Divide The Night by Wessel Ebersohn is a rerelease of the original novel. It includes some updates and is now in eBook format.

Synopsis for Divide The Night by Wessel Ebersohn

Johannesburg, South Africa, 1974

“From the place where Cissy stood in the shadow of the used­car dealer’s sign, watching, she could see the door dearly. She had passed it coming down the road and it had been open then. Through the narrow opening she had been able to see the stack of biscuit boxes that did not seem to have been opened yet.

“The cement floor was cold, she heard feet move on the floor. “Come out. I don’t want to play games with you. I don’t want any trouble.” Cissy pushed the boxes away and scrambled out, half-rising, her hands clasped together in an attitude of supplication. “Please, Mister. Please, Mister. Me and my brother are very hungry.”

Cissy Abrahamse was the eighth person to die in or near the store room of the Twin Sisters café. Most were street children, all were hungry and all yielded to the temptation of the half open store room door.
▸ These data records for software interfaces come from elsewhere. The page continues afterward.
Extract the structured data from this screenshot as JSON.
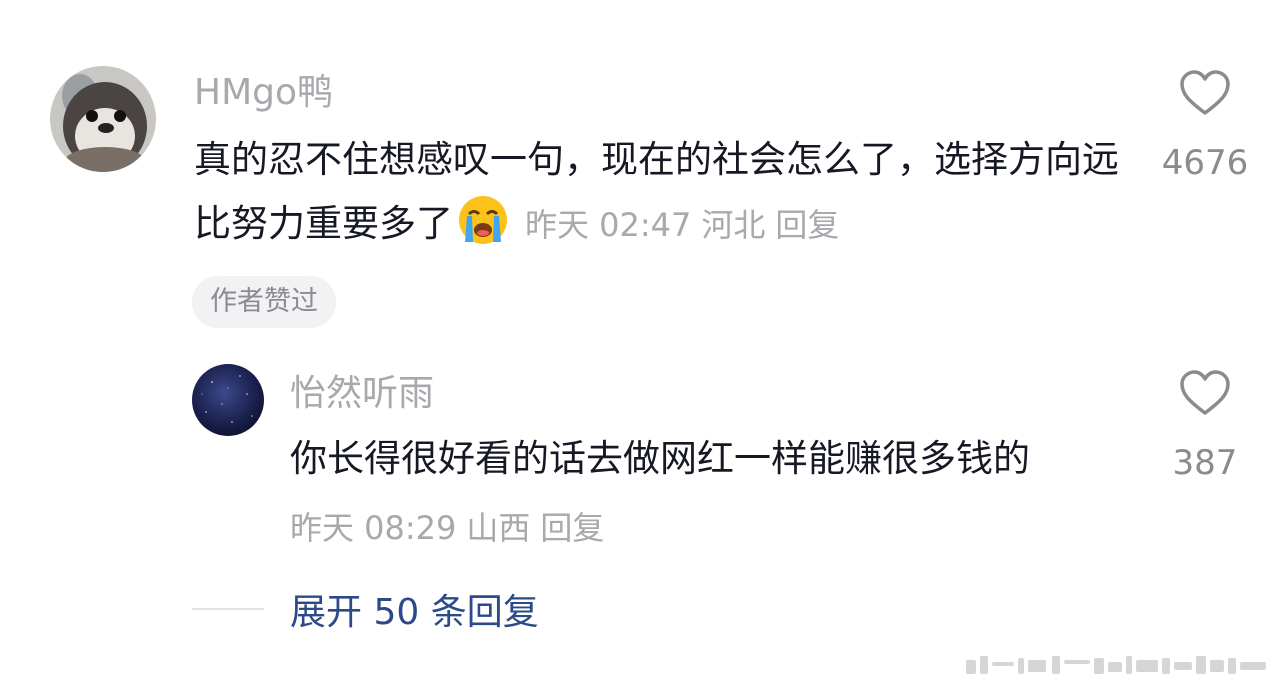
{
  "comment": {
    "username": "HMgo鸭",
    "text": "真的忍不住想感叹一句，现在的社会怎么了，选择方向远比努力重要多了",
    "emoji": "loudly-crying-face-icon",
    "time": "昨天 02:47",
    "location": "河北",
    "reply_label": "回复",
    "likes": "4676",
    "badge": "作者赞过"
  },
  "reply": {
    "username": "怡然听雨",
    "text": "你长得很好看的话去做网红一样能赚很多钱的",
    "time": "昨天 08:29",
    "location": "山西",
    "reply_label": "回复",
    "likes": "387"
  },
  "expand_label": "展开 50 条回复",
  "colors": {
    "text_primary": "#161823",
    "text_secondary": "#a8a8ad",
    "link": "#2c4a8a",
    "badge_bg": "#f2f2f4"
  }
}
The killer in every case was the aged and partly crippled café owner Johnny Weizmann. Protected by the Criminal Procedure Act through which such killings could easily be presented as self-defence, the courts had so far not seen his actions as crimes.

But Weizmann has ignored a court ruling that forced him to seek psychiatric help. When Colonel Freek Jordaan of the CID realises this, he compels Weizmann to visit prison psychologist Yudel Gordon.

Yudel’s treatment of Weizmann brings him into conflict with the old man’s friends in the security police who secretly approve of his killings. It also brings Yudel face-to-face with a mysterious black activist by the name of Muntu Majola. What the connection is between the activist, the old murderer and the security police is a puzzle that complicates the search for a way to stop Weizmann killing again.

Reviews of Divide The Night

New York Times Book review

“a powerful book and a well written one that just happens to fall within the genre of the police procedural”

San Diego Books

This is one of those rare novels that can be read as two levels, either as a gripping suspense novel or a powerful indictment of a repressive, fear-ridden society.

Betty on Goodreads

If Jim Thompson is noir, Ebersohn is noir squared in “Divide the Night,” the second Yudel Gordon mystery. South Africa in the 80s is grim and Ebersohn spares us nothing: apartheid, Afrikaans vs English, murder, injustice, torture, poverty. Powerful book but I recommend it only to the brave.

Divide the Night Coming soon on Kindle